For once I was ahead of the curve.
I had a sweetheart once who wore lavender oil for some obscure medicinal purpose and I got weak in the knees when I smelled it on him. However, I myself have never worn perfume and almost everybody I know hates it. Somebody must be buying those 1,160 different bottles, though...
The Sweet Smell of ... Nothing
by Natasha Singer for the New York Times, February 14, 2008
Last year, department stores carried 1,160 different fragrances for women.
Yet, last year in the United States, spending on upscale women's fragrances declined ... more women are forgoing scent altogether.
Fragrance fatigue is probably inevitable, with heavily fruited scents wafting out of everything from dishwashing liquids to hotel linens to candle displays at the mall.
Many people said it bothers them that fragrance has an effect on other people, that they are trying to be considerate by not overcoming others with scent.
Several women interviewed for this article said their mates had complained on occasion about strong scents that leave a trail in their wake.
Now a few workplaces and cultural sites are trying to become fragrance-free zones. Some doctors' offices ask patients not to wear perfume because some medical personnel or patients may have allergies or asthma that could be exacerbated by scent.
The idea that some people's perfumes are other people’s fumes is not new.
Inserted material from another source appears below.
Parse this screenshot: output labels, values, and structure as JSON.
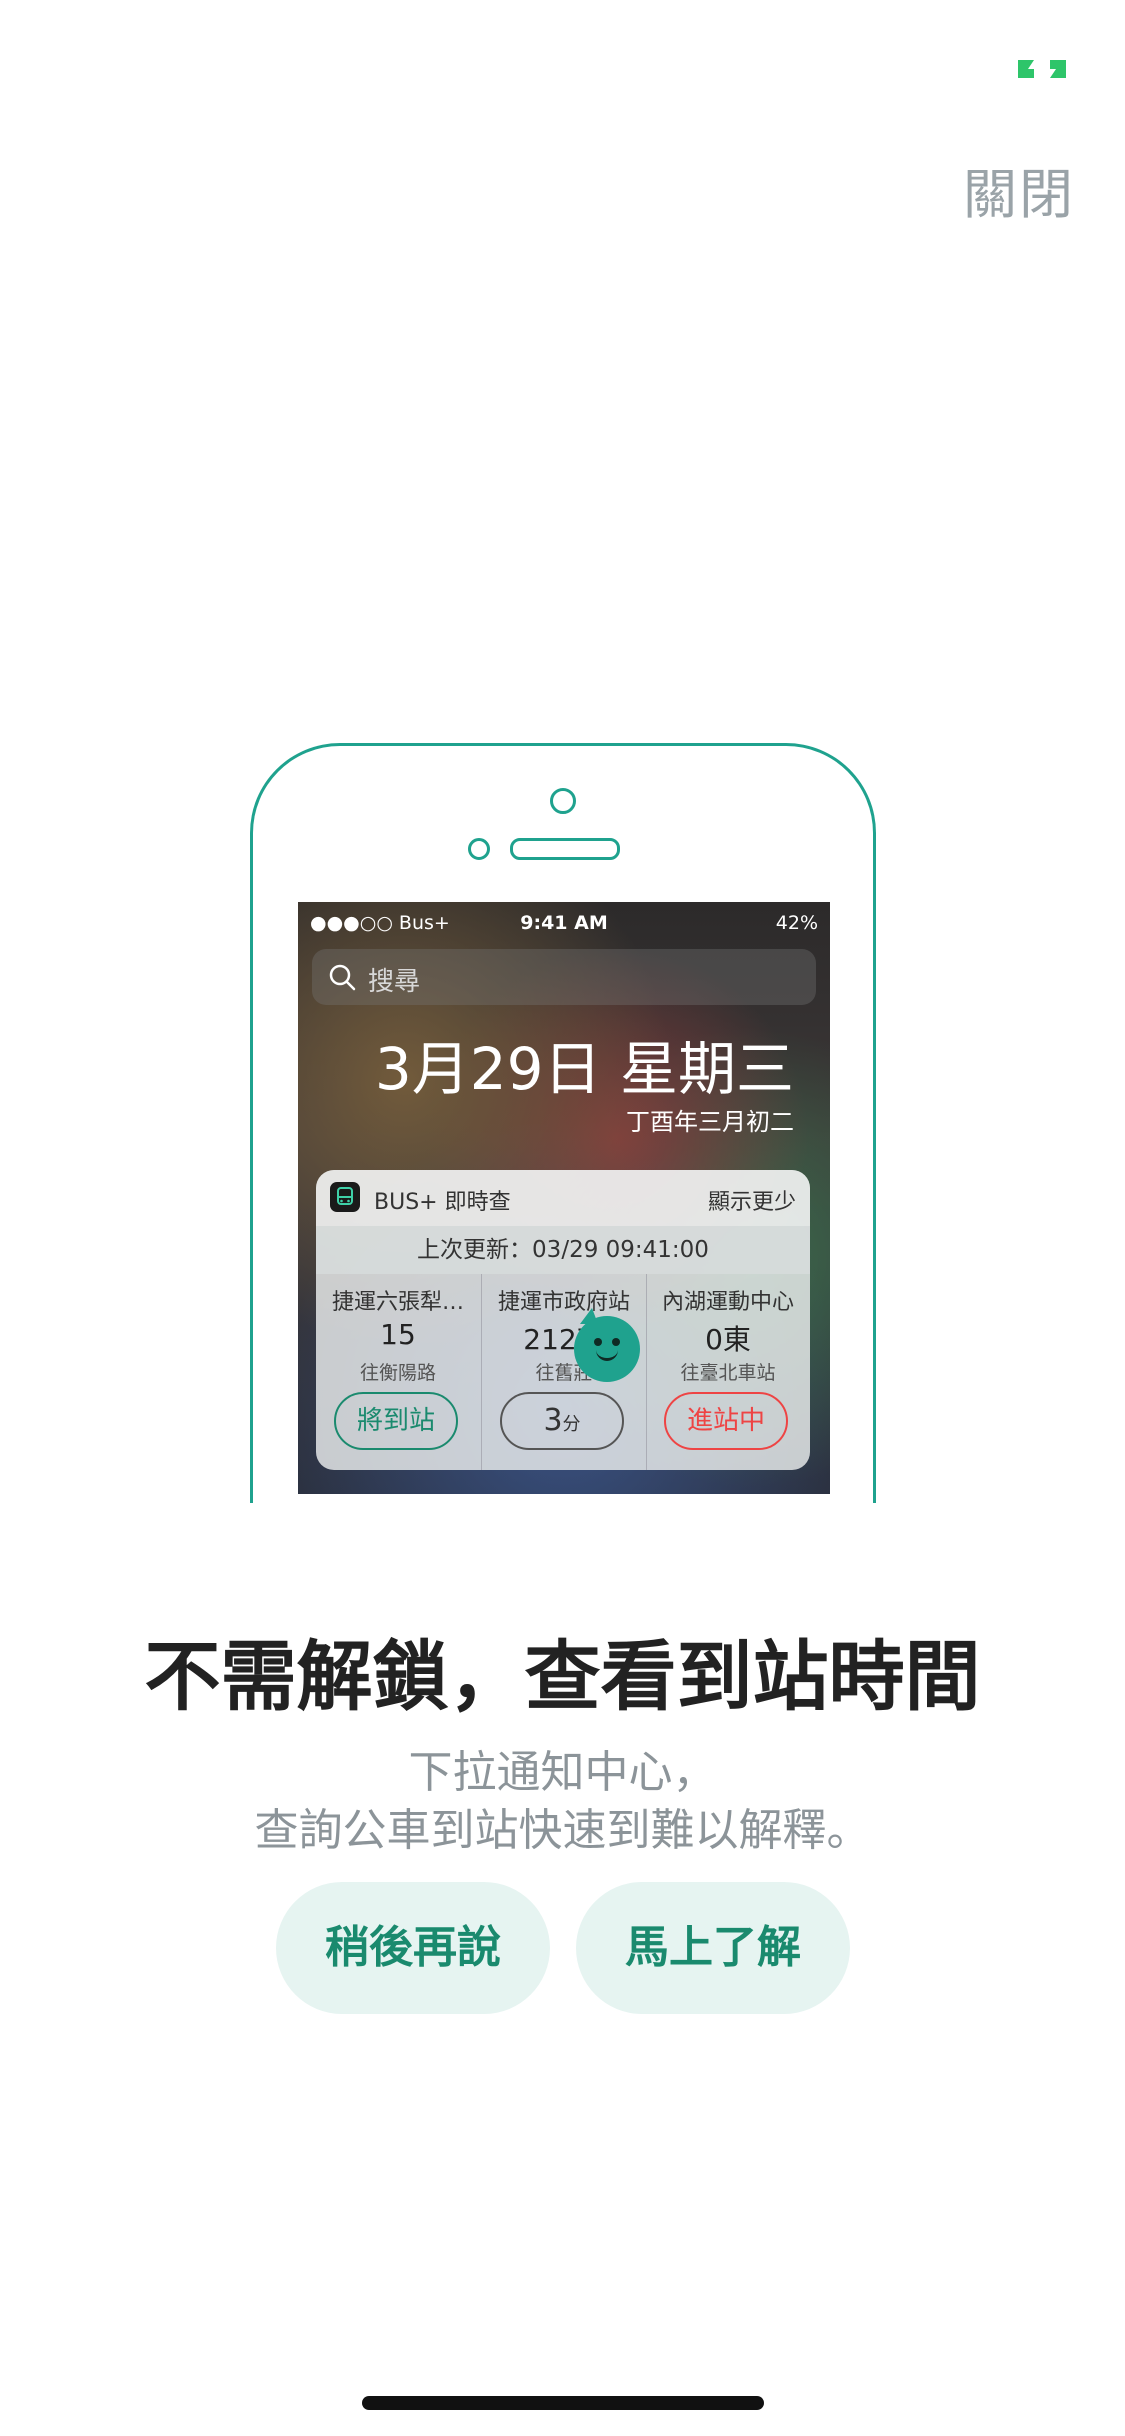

In 1738, Alexander Pope wrote in a disparaging verse about over-fragranced nobles: "And all your courtly civet-cats can vent, Perfume to you, to me is excrement."